So how do you go about starting to develop Virtual Reality content? The first part of any brief is to work out who your target audience is and how you will deliver the experience to them. The new breed of consumer VR devices can be categorised as either desktop systems (Oculus Rift, HTC Vive, PlayStation) or mobile systems (Google Cardboard, Samsung Gear VR).

It has been the desktop systems that have been getting the most press, mainly because they bring with them the most engaging and immersive experiences, but these do require high end PC systems. So it is the mobile that most people are using for their first VR experience.

Mobile VR is low cost and extremely accessible with the headsets now being given away for free with new Samsung 7 Edge contracts. If you don’t have a Samsung you can still enjoy a reasonable VR experience for around £8 with any smartphone and a Google cardboard.

So what content works on mobile? Most VR companies are producing either 360 images, 360 Video footage or low poly CGI experiences or games. Creating this content is still very experimental. When shooting images or video there are many factors to consider from stereo or mono, static or moving. Conventional and linear storytelling goes out the window when a user is able to move around or look in the wrong direction.

A 3D historical tour of a Martello Tower created for use on desktop, Oculus Rift and Samsung Gear VR for the Suffolk Coast & Heaths’ Touching the Tide project
A 3D historical tour of a Martello Tower created for use on desktop, Oculus Rift and Samsung Gear VR for the Suffolk Coast & Heaths’ Touching the Tide project

If you’re not willing to experiment, then work with a company who is already experienced at capturing 360 content. Just shooting the video is challenging, most people are using custom rigs to do this as there is very little in the way of off-the-shelf systems. This can range from 12 GoPros strapped to a 3D-printed holder to the latest £500k+ set-up.

To make this content accessible on a phone it needs an app and an interface and the weapon of choice for most VR developers is Unity.
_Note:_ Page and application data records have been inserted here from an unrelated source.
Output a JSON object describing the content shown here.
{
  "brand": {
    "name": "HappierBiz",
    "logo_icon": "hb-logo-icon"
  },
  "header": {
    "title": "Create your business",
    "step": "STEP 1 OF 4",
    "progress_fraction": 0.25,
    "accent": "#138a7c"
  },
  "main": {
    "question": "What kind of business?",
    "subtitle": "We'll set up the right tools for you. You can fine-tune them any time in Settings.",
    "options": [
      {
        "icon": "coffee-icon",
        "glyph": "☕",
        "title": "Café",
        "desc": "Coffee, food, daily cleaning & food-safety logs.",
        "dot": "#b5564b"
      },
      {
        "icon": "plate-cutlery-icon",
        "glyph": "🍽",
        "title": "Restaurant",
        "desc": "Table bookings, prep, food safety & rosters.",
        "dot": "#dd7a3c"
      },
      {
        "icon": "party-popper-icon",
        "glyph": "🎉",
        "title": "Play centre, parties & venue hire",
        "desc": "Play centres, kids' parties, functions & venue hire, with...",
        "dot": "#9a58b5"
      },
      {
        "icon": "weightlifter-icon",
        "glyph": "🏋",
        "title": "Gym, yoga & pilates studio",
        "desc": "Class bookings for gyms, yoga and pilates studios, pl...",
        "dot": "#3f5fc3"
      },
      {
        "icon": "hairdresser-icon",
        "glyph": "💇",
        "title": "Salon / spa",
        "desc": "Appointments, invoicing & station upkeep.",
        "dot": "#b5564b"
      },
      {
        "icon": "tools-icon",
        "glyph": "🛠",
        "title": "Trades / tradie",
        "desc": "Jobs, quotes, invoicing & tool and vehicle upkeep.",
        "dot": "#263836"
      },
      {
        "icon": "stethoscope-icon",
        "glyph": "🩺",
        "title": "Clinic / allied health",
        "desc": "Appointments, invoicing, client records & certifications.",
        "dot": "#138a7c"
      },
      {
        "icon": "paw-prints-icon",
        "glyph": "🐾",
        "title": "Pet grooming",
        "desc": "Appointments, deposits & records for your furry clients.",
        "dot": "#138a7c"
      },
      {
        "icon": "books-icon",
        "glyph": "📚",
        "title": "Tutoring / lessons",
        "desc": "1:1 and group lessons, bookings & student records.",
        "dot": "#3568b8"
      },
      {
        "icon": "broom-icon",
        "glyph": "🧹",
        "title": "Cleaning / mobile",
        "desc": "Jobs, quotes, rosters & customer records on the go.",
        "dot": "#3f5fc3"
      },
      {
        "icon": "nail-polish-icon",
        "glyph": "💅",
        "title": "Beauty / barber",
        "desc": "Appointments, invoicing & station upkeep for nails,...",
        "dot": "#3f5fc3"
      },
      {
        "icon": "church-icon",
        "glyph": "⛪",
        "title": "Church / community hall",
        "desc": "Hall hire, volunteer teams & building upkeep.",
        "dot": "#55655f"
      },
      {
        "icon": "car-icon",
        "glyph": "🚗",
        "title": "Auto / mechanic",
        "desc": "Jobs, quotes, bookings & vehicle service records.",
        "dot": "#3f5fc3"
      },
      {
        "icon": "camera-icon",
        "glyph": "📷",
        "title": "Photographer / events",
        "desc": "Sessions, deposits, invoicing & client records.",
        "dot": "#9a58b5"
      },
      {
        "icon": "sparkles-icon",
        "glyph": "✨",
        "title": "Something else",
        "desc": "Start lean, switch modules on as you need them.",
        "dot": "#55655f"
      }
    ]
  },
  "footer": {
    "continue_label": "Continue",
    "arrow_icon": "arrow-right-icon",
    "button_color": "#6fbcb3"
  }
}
With its emphasis on portability and device support it makes an excellent environment for authoring VR applications.

For those who want a full-blown interactive experience on a desktop system the Unreal games engine is the front runner for developing content. Its incredible real time rendering and lighting is bringing photo realism to the table.

The next issue is interaction and how you navigate your virtual world, there are already a range of devices and controllers on the market, items like the Leap Motion will scan your real hands into the world allowing for lifelike manipulation of virtual objects. However, some things work better than others – turning quickly or jumping to another view works better than slow pans that can be uncomfortable for some users. Best practices are starting to emerge but a lot of it is still trial and error.

One thing is for sure, VR is a bold new frontier, ready for those looking to break the rules and unafraid of the unknown. Here at Luminous we’re only just starting to touch the surface of what it can do but it’s everything we’d ever imagined the future would be like.

luminousgroup.co.uk 

The post Studio Sense: Virtual Reality has arrived, are you ready for it? appeared first on Creative Review.